■ What to work on
An answer that reproduces all the entries exactly is what is needed.

[Information shown Boundary: Start]

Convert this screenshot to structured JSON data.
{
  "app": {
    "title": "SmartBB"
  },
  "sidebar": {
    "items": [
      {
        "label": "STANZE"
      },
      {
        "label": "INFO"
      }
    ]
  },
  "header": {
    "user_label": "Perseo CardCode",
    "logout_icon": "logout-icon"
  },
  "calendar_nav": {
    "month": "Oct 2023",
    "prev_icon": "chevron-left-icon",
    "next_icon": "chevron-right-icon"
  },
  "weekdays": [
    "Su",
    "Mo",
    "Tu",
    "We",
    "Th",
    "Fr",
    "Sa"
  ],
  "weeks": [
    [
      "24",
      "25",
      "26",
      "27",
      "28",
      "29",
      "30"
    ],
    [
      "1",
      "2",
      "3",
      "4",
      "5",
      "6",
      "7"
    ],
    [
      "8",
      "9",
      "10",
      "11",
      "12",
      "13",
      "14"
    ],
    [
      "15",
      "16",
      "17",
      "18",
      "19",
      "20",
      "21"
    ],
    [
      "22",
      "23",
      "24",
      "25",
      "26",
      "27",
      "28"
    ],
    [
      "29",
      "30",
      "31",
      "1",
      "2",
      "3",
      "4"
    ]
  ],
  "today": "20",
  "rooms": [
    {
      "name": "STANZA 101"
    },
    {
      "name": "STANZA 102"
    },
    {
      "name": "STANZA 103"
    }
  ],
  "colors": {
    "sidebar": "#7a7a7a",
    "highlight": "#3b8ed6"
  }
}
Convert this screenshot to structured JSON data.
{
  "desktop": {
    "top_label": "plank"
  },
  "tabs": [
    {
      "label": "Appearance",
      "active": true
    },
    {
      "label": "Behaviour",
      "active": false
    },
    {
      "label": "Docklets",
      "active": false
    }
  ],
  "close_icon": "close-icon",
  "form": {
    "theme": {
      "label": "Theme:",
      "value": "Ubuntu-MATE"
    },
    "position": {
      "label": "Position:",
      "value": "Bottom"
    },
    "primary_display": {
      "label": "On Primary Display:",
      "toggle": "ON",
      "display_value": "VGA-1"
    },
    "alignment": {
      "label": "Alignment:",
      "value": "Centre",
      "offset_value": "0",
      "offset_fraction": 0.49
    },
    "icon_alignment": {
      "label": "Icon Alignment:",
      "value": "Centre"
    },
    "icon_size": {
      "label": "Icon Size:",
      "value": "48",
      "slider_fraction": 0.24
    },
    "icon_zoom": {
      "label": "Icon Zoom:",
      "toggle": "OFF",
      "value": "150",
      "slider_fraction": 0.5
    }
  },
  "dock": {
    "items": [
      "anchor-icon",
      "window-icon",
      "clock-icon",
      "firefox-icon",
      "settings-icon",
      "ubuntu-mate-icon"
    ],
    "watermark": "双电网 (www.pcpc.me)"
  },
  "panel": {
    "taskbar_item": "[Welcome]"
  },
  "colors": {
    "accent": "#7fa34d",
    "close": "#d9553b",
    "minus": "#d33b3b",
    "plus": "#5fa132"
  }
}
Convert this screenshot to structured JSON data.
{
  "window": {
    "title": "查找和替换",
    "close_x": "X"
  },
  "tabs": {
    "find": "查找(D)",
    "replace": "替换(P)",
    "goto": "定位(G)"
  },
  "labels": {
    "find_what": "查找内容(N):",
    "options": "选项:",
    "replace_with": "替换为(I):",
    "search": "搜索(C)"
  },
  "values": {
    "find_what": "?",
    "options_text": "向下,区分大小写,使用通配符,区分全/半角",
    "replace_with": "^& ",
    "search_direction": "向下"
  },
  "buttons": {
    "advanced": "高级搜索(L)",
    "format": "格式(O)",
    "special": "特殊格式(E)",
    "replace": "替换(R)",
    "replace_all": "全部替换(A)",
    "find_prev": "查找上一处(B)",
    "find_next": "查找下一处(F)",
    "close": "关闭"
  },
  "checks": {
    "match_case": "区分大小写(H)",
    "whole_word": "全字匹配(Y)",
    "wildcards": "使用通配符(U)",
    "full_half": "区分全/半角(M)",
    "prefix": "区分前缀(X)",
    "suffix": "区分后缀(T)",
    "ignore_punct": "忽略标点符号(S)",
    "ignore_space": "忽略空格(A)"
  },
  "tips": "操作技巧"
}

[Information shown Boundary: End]

■ Exercise answer
Convert this screenshot to structured JSON data.
{
  "app": {
    "title": "SmartBB"
  },
  "sidebar": {
    "items": [
      {
        "label": "STANZE"
      },
      {
        "label": "INFO"
      }
    ]
  },
  "header": {
    "user_label": "Perseo CardCode",
    "logout_icon": "logout-icon"
  },
  "calendar_nav": {
    "month": "Oct 2023",
    "prev_icon": "chevron-left-icon",
    "next_icon": "chevron-right-icon"
  },
  "weekdays": [
    "Su",
    "Mo",
    "Tu",
    "We",
    "Th",
    "Fr",
    "Sa"
  ],
  "weeks": [
    [
      "24",
      "25",
      "26",
      "27",
      "28",
      "29",
      "30"
    ],
    [
      "1",
      "2",
      "3",
      "4",
      "5",
      "6",
      "7"
    ],
    [
      "8",
      "9",
      "10",
      "11",
      "12",
      "13",
      "14"
    ],
    [
      "15",
      "16",
      "17",
      "18",
      "19",
      "20",
      "21"
    ],
    [
      "22",
      "23",
      "24",
      "25",
      "26",
      "27",
      "28"
    ],
    [
      "29",
      "30",
      "31",
      "1",
      "2",
      "3",
      "4"
    ]
  ],
  "today": "20",
  "rooms": [
    {
      "name": "STANZA 101"
    },
    {
      "name": "STANZA 102"
    },
    {
      "name": "STANZA 103"
    }
  ],
  "colors": {
    "sidebar": "#7a7a7a",
    "highlight": "#3b8ed6"
  }
}
Convert this screenshot to structured JSON data.
{
  "desktop": {
    "top_label": "plank"
  },
  "tabs": [
    {
      "label": "Appearance",
      "active": true
    },
    {
      "label": "Behaviour",
      "active": false
    },
    {
      "label": "Docklets",
      "active": false
    }
  ],
  "close_icon": "close-icon",
  "form": {
    "theme": {
      "label": "Theme:",
      "value": "Ubuntu-MATE"
    },
    "position": {
      "label": "Position:",
      "value": "Bottom"
    },
    "primary_display": {
      "label": "On Primary Display:",
      "toggle": "ON",
      "display_value": "VGA-1"
    },
    "alignment": {
      "label": "Alignment:",
      "value": "Centre",
      "offset_value": "0",
      "offset_fraction": 0.49
    },
    "icon_alignment": {
      "label": "Icon Alignment:",
      "value": "Centre"
    },
    "icon_size": {
      "label": "Icon Size:",
      "value": "48",
      "slider_fraction": 0.24
    },
    "icon_zoom": {
      "label": "Icon Zoom:",
      "toggle": "OFF",
      "value": "150",
      "slider_fraction": 0.5
    }
  },
  "dock": {
    "items": [
      "anchor-icon",
      "window-icon",
      "clock-icon",
      "firefox-icon",
      "settings-icon",
      "ubuntu-mate-icon"
    ],
    "watermark": "双电网 (www.pcpc.me)"
  },
  "panel": {
    "taskbar_item": "[Welcome]"
  },
  "colors": {
    "accent": "#7fa34d",
    "close": "#d9553b",
    "minus": "#d33b3b",
    "plus": "#5fa132"
  }
}
Convert this screenshot to structured JSON data.
{
  "window": {
    "title": "查找和替换",
    "close_x": "X"
  },
  "tabs": {
    "find": "查找(D)",
    "replace": "替换(P)",
    "goto": "定位(G)"
  },
  "labels": {
    "find_what": "查找内容(N):",
    "options": "选项:",
    "replace_with": "替换为(I):",
    "search": "搜索(C)"
  },
  "values": {
    "find_what": "?",
    "options_text": "向下,区分大小写,使用通配符,区分全/半角",
    "replace_with": "^& ",
    "search_direction": "向下"
  },
  "buttons": {
    "advanced": "高级搜索(L)",
    "format": "格式(O)",
    "special": "特殊格式(E)",
    "replace": "替换(R)",
    "replace_all": "全部替换(A)",
    "find_prev": "查找上一处(B)",
    "find_next": "查找下一处(F)",
    "close": "关闭"
  },
  "checks": {
    "match_case": "区分大小写(H)",
    "whole_word": "全字匹配(Y)",
    "wildcards": "使用通配符(U)",
    "full_half": "区分全/半角(M)",
    "prefix": "区分前缀(X)",
    "suffix": "区分后缀(T)",
    "ignore_punct": "忽略标点符号(S)",
    "ignore_space": "忽略空格(A)"
  },
  "tips": "操作技巧"
}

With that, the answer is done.